- WHAT YOU ARE ASKED TO DO -
Set down all of the records exactly, leaving none out.

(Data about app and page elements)
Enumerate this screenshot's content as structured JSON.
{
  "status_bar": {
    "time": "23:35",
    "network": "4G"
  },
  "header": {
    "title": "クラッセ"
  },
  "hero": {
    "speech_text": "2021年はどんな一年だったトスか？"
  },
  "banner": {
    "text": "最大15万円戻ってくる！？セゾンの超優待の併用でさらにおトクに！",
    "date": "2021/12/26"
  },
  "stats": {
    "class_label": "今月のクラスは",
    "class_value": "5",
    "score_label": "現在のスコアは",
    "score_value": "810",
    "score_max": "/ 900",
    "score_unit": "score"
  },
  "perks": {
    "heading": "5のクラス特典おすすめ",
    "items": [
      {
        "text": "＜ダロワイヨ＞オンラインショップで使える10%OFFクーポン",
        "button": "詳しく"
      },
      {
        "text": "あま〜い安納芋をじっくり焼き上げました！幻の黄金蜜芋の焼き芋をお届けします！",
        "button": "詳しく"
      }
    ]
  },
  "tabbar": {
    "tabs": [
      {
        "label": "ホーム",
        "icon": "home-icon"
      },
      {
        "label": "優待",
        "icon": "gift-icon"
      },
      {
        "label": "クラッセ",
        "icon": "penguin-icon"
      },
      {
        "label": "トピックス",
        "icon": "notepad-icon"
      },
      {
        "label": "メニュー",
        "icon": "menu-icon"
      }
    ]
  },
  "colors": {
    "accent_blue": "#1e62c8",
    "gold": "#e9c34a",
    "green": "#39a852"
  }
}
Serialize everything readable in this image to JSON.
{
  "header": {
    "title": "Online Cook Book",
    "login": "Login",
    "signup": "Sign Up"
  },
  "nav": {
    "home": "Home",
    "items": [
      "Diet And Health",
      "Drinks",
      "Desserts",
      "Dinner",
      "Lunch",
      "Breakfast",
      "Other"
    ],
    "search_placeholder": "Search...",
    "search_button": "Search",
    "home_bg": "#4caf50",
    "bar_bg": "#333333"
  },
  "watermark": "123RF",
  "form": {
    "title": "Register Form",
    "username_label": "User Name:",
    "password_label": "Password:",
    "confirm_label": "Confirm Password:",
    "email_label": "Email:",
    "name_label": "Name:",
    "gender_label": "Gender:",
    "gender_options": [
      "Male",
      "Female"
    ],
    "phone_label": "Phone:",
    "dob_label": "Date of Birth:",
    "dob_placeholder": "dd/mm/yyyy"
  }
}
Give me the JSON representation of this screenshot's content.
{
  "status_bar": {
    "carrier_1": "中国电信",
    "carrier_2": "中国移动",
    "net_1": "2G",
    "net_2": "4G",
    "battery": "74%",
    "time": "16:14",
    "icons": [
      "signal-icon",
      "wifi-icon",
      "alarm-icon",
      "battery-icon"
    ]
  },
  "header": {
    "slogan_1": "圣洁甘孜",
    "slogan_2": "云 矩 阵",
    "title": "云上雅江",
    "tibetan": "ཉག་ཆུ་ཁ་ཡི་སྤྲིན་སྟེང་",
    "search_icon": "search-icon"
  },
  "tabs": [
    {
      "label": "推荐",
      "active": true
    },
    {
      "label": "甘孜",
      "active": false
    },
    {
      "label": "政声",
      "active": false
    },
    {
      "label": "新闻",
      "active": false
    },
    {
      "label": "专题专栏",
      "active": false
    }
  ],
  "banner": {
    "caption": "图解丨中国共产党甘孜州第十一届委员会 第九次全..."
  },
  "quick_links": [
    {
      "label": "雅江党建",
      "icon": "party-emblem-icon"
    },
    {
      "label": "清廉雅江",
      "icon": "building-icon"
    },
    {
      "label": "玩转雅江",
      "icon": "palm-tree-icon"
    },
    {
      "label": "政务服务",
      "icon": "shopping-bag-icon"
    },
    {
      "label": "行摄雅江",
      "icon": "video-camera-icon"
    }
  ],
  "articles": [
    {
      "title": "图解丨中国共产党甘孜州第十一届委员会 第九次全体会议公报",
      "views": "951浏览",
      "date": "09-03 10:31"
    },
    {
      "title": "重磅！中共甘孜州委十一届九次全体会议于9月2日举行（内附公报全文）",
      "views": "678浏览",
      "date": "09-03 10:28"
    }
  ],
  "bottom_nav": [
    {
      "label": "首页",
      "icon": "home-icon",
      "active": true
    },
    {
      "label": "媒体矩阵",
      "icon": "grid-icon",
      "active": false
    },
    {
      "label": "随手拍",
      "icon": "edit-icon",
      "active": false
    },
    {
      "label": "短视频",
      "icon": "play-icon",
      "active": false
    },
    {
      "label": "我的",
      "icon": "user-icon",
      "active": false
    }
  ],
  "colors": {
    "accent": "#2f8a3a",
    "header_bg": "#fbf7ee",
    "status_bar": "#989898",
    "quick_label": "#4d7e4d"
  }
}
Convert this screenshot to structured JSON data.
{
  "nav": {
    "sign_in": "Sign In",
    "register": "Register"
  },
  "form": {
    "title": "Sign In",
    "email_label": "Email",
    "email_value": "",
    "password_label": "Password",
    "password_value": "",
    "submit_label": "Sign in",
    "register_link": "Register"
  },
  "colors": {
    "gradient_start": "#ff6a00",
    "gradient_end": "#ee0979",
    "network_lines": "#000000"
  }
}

- RESPONSE TO THIS EXERCISE -
Enumerate this screenshot's content as structured JSON.
{
  "status_bar": {
    "time": "23:35",
    "network": "4G"
  },
  "header": {
    "title": "クラッセ"
  },
  "hero": {
    "speech_text": "2021年はどんな一年だったトスか？"
  },
  "banner": {
    "text": "最大15万円戻ってくる！？セゾンの超優待の併用でさらにおトクに！",
    "date": "2021/12/26"
  },
  "stats": {
    "class_label": "今月のクラスは",
    "class_value": "5",
    "score_label": "現在のスコアは",
    "score_value": "810",
    "score_max": "/ 900",
    "score_unit": "score"
  },
  "perks": {
    "heading": "5のクラス特典おすすめ",
    "items": [
      {
        "text": "＜ダロワイヨ＞オンラインショップで使える10%OFFクーポン",
        "button": "詳しく"
      },
      {
        "text": "あま〜い安納芋をじっくり焼き上げました！幻の黄金蜜芋の焼き芋をお届けします！",
        "button": "詳しく"
      }
    ]
  },
  "tabbar": {
    "tabs": [
      {
        "label": "ホーム",
        "icon": "home-icon"
      },
      {
        "label": "優待",
        "icon": "gift-icon"
      },
      {
        "label": "クラッセ",
        "icon": "penguin-icon"
      },
      {
        "label": "トピックス",
        "icon": "notepad-icon"
      },
      {
        "label": "メニュー",
        "icon": "menu-icon"
      }
    ]
  },
  "colors": {
    "accent_blue": "#1e62c8",
    "gold": "#e9c34a",
    "green": "#39a852"
  }
}
Serialize everything readable in this image to JSON.
{
  "header": {
    "title": "Online Cook Book",
    "login": "Login",
    "signup": "Sign Up"
  },
  "nav": {
    "home": "Home",
    "items": [
      "Diet And Health",
      "Drinks",
      "Desserts",
      "Dinner",
      "Lunch",
      "Breakfast",
      "Other"
    ],
    "search_placeholder": "Search...",
    "search_button": "Search",
    "home_bg": "#4caf50",
    "bar_bg": "#333333"
  },
  "watermark": "123RF",
  "form": {
    "title": "Register Form",
    "username_label": "User Name:",
    "password_label": "Password:",
    "confirm_label": "Confirm Password:",
    "email_label": "Email:",
    "name_label": "Name:",
    "gender_label": "Gender:",
    "gender_options": [
      "Male",
      "Female"
    ],
    "phone_label": "Phone:",
    "dob_label": "Date of Birth:",
    "dob_placeholder": "dd/mm/yyyy"
  }
}
Give me the JSON representation of this screenshot's content.
{
  "status_bar": {
    "carrier_1": "中国电信",
    "carrier_2": "中国移动",
    "net_1": "2G",
    "net_2": "4G",
    "battery": "74%",
    "time": "16:14",
    "icons": [
      "signal-icon",
      "wifi-icon",
      "alarm-icon",
      "battery-icon"
    ]
  },
  "header": {
    "slogan_1": "圣洁甘孜",
    "slogan_2": "云 矩 阵",
    "title": "云上雅江",
    "tibetan": "ཉག་ཆུ་ཁ་ཡི་སྤྲིན་སྟེང་",
    "search_icon": "search-icon"
  },
  "tabs": [
    {
      "label": "推荐",
      "active": true
    },
    {
      "label": "甘孜",
      "active": false
    },
    {
      "label": "政声",
      "active": false
    },
    {
      "label": "新闻",
      "active": false
    },
    {
      "label": "专题专栏",
      "active": false
    }
  ],
  "banner": {
    "caption": "图解丨中国共产党甘孜州第十一届委员会 第九次全..."
  },
  "quick_links": [
    {
      "label": "雅江党建",
      "icon": "party-emblem-icon"
    },
    {
      "label": "清廉雅江",
      "icon": "building-icon"
    },
    {
      "label": "玩转雅江",
      "icon": "palm-tree-icon"
    },
    {
      "label": "政务服务",
      "icon": "shopping-bag-icon"
    },
    {
      "label": "行摄雅江",
      "icon": "video-camera-icon"
    }
  ],
  "articles": [
    {
      "title": "图解丨中国共产党甘孜州第十一届委员会 第九次全体会议公报",
      "views": "951浏览",
      "date": "09-03 10:31"
    },
    {
      "title": "重磅！中共甘孜州委十一届九次全体会议于9月2日举行（内附公报全文）",
      "views": "678浏览",
      "date": "09-03 10:28"
    }
  ],
  "bottom_nav": [
    {
      "label": "首页",
      "icon": "home-icon",
      "active": true
    },
    {
      "label": "媒体矩阵",
      "icon": "grid-icon",
      "active": false
    },
    {
      "label": "随手拍",
      "icon": "edit-icon",
      "active": false
    },
    {
      "label": "短视频",
      "icon": "play-icon",
      "active": false
    },
    {
      "label": "我的",
      "icon": "user-icon",
      "active": false
    }
  ],
  "colors": {
    "accent": "#2f8a3a",
    "header_bg": "#fbf7ee",
    "status_bar": "#989898",
    "quick_label": "#4d7e4d"
  }
}
Convert this screenshot to structured JSON data.
{
  "nav": {
    "sign_in": "Sign In",
    "register": "Register"
  },
  "form": {
    "title": "Sign In",
    "email_label": "Email",
    "email_value": "",
    "password_label": "Password",
    "password_value": "",
    "submit_label": "Sign in",
    "register_link": "Register"
  },
  "colors": {
    "gradient_start": "#ff6a00",
    "gradient_end": "#ee0979",
    "network_lines": "#000000"
  }
}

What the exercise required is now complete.